Sorry to dig up old threads like, but I’ve always used a generic, no-named marker pens from Poundland and a black Sharpie - Very nice to grip with, doesn’t feel scratchy to use (Infact it probably is too slick!) and very nice to write with, not those garbage pens which more represent a ballpoint or a highlighter!
One more thing… dont’ write on Blu Ray discs… what I do is put them in the disc sleeve and attach a post-it with the contents (written by sharpie) and taped down for extra measure at the corners (can’t trust that post-it glue). Sadly, I don’t have time to archive everything and it’s mother… I only record down the good stuff these days
I went thru this whole thread, but still haven’t found the answer, so here is the question: do you think it is safe to use for writing on disc paint markers?
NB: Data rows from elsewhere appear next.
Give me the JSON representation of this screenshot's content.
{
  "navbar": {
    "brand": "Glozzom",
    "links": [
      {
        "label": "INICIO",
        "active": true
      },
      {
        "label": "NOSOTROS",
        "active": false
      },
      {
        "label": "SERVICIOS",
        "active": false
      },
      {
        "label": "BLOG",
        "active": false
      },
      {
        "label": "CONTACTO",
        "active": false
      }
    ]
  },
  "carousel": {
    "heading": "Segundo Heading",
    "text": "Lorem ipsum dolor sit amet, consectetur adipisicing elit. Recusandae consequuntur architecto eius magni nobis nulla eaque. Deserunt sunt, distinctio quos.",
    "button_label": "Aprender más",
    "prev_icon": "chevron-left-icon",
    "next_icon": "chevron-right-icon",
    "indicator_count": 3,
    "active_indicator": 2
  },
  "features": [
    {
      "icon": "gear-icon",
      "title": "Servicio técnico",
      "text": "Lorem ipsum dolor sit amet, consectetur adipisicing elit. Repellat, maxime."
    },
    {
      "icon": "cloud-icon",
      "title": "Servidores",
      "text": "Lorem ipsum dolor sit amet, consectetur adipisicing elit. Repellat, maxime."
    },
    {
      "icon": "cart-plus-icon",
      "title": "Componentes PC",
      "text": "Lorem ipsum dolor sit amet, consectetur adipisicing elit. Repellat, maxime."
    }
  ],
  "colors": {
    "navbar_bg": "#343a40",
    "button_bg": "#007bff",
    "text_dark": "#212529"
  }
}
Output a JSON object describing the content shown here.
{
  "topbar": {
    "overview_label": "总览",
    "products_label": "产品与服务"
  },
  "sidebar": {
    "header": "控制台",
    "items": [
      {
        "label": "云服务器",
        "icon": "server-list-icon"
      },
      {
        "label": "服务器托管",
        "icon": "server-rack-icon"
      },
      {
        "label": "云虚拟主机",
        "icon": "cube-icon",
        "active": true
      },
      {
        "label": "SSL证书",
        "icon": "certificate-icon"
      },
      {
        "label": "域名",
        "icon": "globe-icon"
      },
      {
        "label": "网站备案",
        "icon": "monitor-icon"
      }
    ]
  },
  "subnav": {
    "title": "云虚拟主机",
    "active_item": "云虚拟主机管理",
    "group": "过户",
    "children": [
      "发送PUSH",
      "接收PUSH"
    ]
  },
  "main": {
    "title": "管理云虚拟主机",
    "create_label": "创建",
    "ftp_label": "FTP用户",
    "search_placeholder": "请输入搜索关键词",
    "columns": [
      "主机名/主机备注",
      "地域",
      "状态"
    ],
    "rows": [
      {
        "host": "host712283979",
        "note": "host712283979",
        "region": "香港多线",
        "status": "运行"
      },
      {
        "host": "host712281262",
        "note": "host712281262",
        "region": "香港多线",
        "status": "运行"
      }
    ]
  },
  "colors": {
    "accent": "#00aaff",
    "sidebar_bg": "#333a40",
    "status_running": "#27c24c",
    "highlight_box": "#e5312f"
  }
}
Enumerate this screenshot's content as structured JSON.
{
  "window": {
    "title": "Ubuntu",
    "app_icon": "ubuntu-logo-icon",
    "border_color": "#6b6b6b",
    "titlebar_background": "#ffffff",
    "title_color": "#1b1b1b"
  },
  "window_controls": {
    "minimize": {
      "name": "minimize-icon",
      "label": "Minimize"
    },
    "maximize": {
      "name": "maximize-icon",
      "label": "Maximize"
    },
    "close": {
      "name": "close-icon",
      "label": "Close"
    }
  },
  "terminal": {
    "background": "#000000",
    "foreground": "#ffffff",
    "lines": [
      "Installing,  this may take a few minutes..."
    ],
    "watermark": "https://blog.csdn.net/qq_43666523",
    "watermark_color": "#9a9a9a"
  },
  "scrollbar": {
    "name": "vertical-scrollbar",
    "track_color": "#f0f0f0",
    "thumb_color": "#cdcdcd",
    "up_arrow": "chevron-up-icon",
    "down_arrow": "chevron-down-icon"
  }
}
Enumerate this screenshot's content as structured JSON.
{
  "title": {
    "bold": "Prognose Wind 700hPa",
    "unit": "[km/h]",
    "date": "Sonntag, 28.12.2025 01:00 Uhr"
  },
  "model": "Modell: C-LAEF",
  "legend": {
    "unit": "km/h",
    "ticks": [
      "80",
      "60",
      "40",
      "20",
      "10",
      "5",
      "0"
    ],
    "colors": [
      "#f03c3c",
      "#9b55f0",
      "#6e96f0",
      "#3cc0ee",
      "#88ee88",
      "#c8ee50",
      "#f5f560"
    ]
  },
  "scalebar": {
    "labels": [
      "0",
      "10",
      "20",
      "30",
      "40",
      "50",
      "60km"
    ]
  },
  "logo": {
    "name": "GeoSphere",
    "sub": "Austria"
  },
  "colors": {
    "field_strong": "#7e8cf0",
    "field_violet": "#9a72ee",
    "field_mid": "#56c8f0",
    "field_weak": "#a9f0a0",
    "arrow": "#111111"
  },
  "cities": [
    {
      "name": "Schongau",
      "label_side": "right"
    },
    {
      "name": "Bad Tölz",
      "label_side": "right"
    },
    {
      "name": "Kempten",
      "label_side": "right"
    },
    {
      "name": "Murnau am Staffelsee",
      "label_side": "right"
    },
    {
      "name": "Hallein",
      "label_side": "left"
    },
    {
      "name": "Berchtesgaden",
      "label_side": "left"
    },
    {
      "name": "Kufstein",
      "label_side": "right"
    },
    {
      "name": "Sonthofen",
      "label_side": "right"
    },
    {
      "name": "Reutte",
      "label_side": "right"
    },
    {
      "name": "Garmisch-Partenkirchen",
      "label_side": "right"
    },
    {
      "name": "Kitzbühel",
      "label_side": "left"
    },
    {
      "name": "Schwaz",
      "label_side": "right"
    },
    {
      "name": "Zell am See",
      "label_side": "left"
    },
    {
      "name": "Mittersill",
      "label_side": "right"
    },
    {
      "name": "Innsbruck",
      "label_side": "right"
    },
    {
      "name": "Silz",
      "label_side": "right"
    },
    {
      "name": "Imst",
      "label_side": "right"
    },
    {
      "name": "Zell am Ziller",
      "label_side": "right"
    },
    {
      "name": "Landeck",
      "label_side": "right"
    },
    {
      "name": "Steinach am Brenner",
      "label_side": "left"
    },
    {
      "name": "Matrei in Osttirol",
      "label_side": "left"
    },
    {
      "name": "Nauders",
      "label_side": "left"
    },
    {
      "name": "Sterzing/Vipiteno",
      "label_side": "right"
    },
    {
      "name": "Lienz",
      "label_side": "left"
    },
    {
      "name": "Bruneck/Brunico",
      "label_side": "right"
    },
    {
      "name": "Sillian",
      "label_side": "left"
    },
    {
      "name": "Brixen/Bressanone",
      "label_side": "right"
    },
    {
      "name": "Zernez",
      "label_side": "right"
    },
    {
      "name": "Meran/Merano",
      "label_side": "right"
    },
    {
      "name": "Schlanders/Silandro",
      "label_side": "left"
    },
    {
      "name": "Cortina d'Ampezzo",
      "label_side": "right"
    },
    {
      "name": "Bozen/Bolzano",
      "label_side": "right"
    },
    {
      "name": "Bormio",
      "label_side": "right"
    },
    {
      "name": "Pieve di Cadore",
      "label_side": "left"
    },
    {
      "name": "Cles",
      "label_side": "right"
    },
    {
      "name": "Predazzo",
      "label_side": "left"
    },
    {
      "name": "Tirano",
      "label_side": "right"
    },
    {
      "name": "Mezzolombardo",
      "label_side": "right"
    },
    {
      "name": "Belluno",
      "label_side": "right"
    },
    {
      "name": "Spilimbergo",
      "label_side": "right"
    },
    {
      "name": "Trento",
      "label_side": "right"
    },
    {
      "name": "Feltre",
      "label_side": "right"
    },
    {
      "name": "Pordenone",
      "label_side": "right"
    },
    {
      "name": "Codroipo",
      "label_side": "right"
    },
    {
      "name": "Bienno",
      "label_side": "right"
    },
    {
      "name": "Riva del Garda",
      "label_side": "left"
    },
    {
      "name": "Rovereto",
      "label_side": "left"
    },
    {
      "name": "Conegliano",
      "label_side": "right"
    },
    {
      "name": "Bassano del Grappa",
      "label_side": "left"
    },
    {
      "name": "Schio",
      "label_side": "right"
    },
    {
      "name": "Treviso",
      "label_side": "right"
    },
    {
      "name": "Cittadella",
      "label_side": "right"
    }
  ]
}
The main difference is, that paint markers covers the material you are writing on, so you can use it for writing even on black parts of vinyl disks (or other disks that have dark surface, where regular CD or another marker isn’t visible). I don’t know the exact chemical structure, but on the cover, there is written that it is Oil Based, and the pen smells quite like the paint you use for painting the fences for example…
Thanks in advance.
On DVDs and BDs, probably. On CDs I’m not so sure. FWIW, Sharpie makes some silver metallic markers that are not paint based that work very well on dark discs. They’re bound to be less risky than paint.
OK, thanks a lot.
I would like to use the Sakura Pigma Micron pens to write on Taiyo Yuden White WaterShield CD-R’s.
[QUOTE=Kerry56;557218]Don’t mind BoSkin—I don’t think he can help it.
If you really want to be safe, just mark in the clear area in the center of the disk. But I really don’t think you’ll have problems with a sharpie anyway.[/QUOTE]
That is a cool idea. Isn’t it difficult to write nicely around such a small circle? I want to buy a ruler with 10mm letter cutouts.
Yes, it is fine using markers.
But dry it up first, before putting into the drive.
Additionally, for more important data, always make backups. Make a redundant backup on a DVD-R (crappy quality). If your original DVD is slowly dying, your copy most likely will contain a copy of the affected sectors.